Thursday, December 28, 2006

And then the crash

Although I tried not to overdo for the holidays, I apparently miscalculated.  I woke up this morning and it was a good thing that I'd fallen asleep on the couch last night, because I needed to use the back of the couch to pull myself to a sitting position.  Not sure how I would've gotten up if I'd made it to the bed last night.

Getting to the kitchen for breakfast was a long, slow, shuffling ordeal.  My leg muscles were working no better than my trunk muscles.

Tried to read, but my eye muscles weren't working well enough to focus on the page and I had to give up.

On days like this, I'd love to have a muscle biopsy to prove there's something seriously wrong, but since I get no government assistance of any kind, I'm not sure how I'd pay for it.

I did manage to limp back to the kitchen to heat a can of soup for lunch, but I'm not sure I'll make it a third time for dinner.

Tuesday, December 26, 2006

Post-Christmas Shopping

When the rest of the county went to the mall looking for bargains and returning gifts, we went for groceries.  Smart & Final was pretty well deserted, which is why I figured it was safe to venture in there.

Got a package of hamburger, so I can make some casseroles, some chips and sparkling apple juice for New Year's, and did get some half-price Christmas candy.  :)

Our New Year's party tends to begin early -- when it's midnight in London.  Every hour on the hour, we toast again as CNN celebrates in another time zone.  More often than not, we celebrate with my parents in NY (which is 9 PM here) and call it a day.

Having been out for a short time this afternoon, I came home and collapsed on the couch, then fell asleep.  Woke up in such horrendous pain that I nearly passed out from it.  Hours later, I'm still considering whether I have it in me to get up and reheat some leftovers for dinner, or if "dinner" is going to be a package of peanut butter crackers that I keep near the couch for the nights that I can't make it as far as the kitchen. 

That's the reality of going shopping with CFS -- it takes a lot out of you and leaves you basically useless the rest of the day.

 

Sunday, December 24, 2006

Christmas with CFS

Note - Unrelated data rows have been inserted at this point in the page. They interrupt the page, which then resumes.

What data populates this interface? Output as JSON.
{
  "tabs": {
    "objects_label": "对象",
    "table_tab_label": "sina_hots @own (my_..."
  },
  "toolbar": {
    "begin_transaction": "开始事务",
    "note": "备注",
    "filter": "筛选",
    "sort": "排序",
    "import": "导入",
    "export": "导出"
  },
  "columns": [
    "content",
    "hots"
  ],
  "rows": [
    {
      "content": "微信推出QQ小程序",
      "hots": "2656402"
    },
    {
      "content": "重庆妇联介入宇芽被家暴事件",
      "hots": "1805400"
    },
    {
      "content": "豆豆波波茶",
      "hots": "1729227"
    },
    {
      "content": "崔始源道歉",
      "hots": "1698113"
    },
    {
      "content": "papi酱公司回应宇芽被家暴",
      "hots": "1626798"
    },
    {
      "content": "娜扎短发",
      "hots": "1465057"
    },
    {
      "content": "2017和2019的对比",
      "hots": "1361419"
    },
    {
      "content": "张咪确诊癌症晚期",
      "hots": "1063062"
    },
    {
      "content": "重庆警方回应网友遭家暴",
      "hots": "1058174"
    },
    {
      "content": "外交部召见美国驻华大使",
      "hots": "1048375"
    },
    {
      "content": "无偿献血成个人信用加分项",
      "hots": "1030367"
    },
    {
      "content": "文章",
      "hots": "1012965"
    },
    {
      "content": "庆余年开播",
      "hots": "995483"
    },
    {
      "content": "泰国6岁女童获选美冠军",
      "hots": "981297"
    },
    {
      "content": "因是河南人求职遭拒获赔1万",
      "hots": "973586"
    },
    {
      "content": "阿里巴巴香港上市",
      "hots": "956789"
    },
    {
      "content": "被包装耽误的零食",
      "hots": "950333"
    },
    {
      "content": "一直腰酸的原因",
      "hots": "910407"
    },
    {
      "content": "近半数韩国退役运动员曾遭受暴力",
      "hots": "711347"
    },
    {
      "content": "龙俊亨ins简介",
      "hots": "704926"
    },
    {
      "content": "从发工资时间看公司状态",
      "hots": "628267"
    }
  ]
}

Merry Christmas to all my readers!
 
Christmas with CFS means something very different from what most people experience.
 
With the immune dysfunction, I avoid crowds so I won't be sick for the holiday -- it's not uncommon for a simple case of flu to stick around for 3 weeks.  So, all the Christmas shopping has to be done early -- before the stores get crowded, and before flu season starts.  For the same reason, I can't go to church on Christmas -- other people will force themselves from their sickbed "because it's Christmas", and I wind up paying the price for their decision.
 
With the orthostatic intolerance, I can't be on my feet for hours baking cookies.  The only thing I bake is German Stollen.  It's a yeast dough, so you mix it up, and go lie down for 20 minutes while it rises.  You pay attention to it for a few minutes, and go lie down for 30 minutes while it rises again.  Although the process takes a total of 3 hours from start to finish, I'm only actually working on it for about 15 minutes.
 
I also can't spend a lot of time upright decorating the tree, or stand on a chair to put the tree topper on.  I'm down from a 7.5 foot tree to a four-footer.  This year, it has a whopping 12 ornaments on it, and someone else put the lights on.  In previous years, I've put the tree away fully-decorated, so that the following year it takes me all of 3 minutes to pull it out of the box and set it up.
 
I also don't have it in me to put together a big holiday dinner.  For many years already, a friend and I have gone out for Chinese food the night before, and I bring home a variety of appetizers to reheat throughout the day on Christmas.  That's the big celebratory dinner these days.  I don't even cook for myself on Christmas Day, much less for family and friends any more.
 
I have to skip neighborhood holiday parties because by 7 PM when the parties start, I'm horizontal and too exhausted to get myself there.
 
Yes, it's Christmas at my house, just like it is at yours, but my Christmas isn't just like yours.  My Christmas is spent mostly lying on the couch listening to music on the radio -- not cooking or socializing or travelling to visit relatives.